Aim of the task
Copy, from the data below, every line that has "link" in it.

--- Records shown Enclosed Below ---

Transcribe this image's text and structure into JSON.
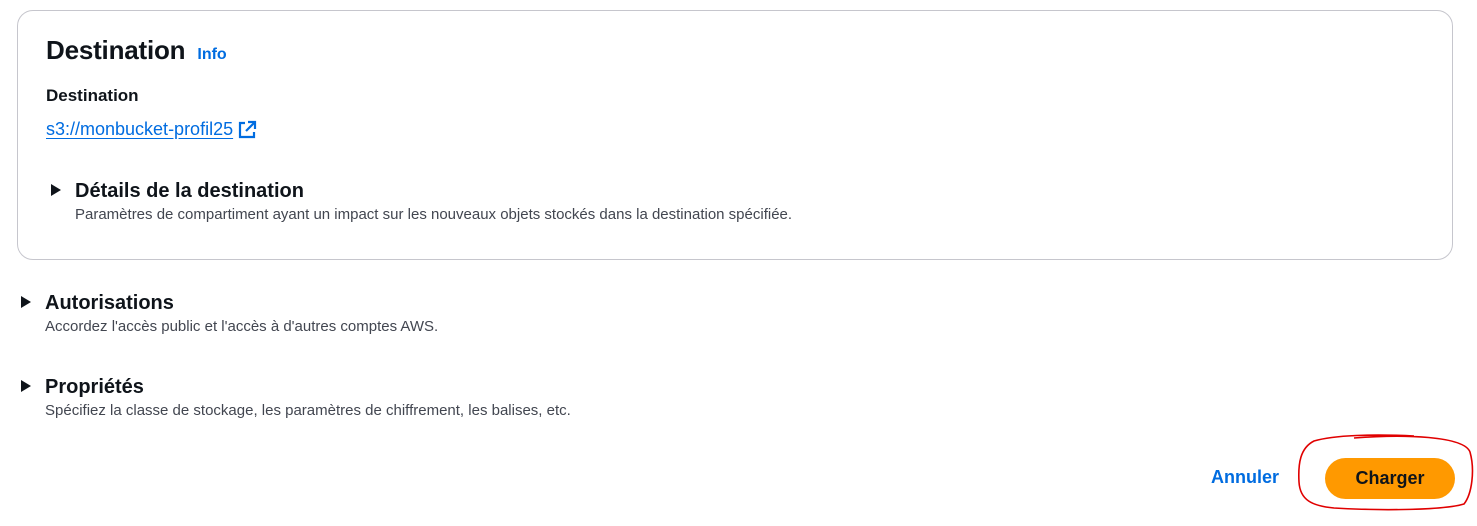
{
  "destination_card": {
    "title": "Destination",
    "info_label": "Info",
    "field_label": "Destination",
    "s3_url": "s3://monbucket-profil25",
    "external_icon": "external-link-icon"
  },
  "sections": {
    "destination_details": {
      "title": "Détails de la destination",
      "description": "Paramètres de compartiment ayant un impact sur les nouveaux objets stockés dans la destination spécifiée."
    },
    "permissions": {
      "title": "Autorisations",
      "description": "Accordez l'accès public et l'accès à d'autres comptes AWS."
    },
    "properties": {
      "title": "Propriétés",
      "description": "Spécifiez la classe de stockage, les paramètres de chiffrement, les balises, etc."
    }
  },
  "actions": {
    "cancel_label": "Annuler",
    "upload_label": "Charger"
  },
  "colors": {
    "link": "#006ce0",
    "primary_button": "#ff9900",
    "annotation": "#e00000"
  }
}
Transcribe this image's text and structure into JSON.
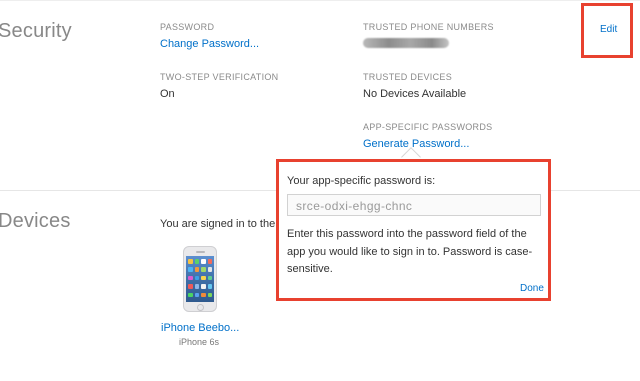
{
  "security": {
    "title": "Security",
    "password_label": "PASSWORD",
    "change_password": "Change Password...",
    "two_step_label": "TWO-STEP VERIFICATION",
    "two_step_value": "On",
    "trusted_phone_label": "TRUSTED PHONE NUMBERS",
    "trusted_devices_label": "TRUSTED DEVICES",
    "trusted_devices_value": "No Devices Available",
    "app_passwords_label": "APP-SPECIFIC PASSWORDS",
    "generate_password": "Generate Password...",
    "edit": "Edit"
  },
  "devices": {
    "title": "Devices",
    "signed_in_text": "You are signed in to the",
    "items": [
      {
        "name": "iPhone Beebo...",
        "model": "iPhone 6s"
      }
    ]
  },
  "popover": {
    "title": "Your app-specific password is:",
    "password": "srce-odxi-ehgg-chnc",
    "instructions": "Enter this password into the password field of the app you would like to sign in to. Password is case-sensitive.",
    "done": "Done"
  },
  "colors": {
    "link": "#0070c9",
    "highlight": "#e8412f",
    "section_title": "#888888"
  }
}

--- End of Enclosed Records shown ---

Final answer
    "external_icon": "external-link-icon"
    "link": "#006ce0",
    "link": "#0070c9",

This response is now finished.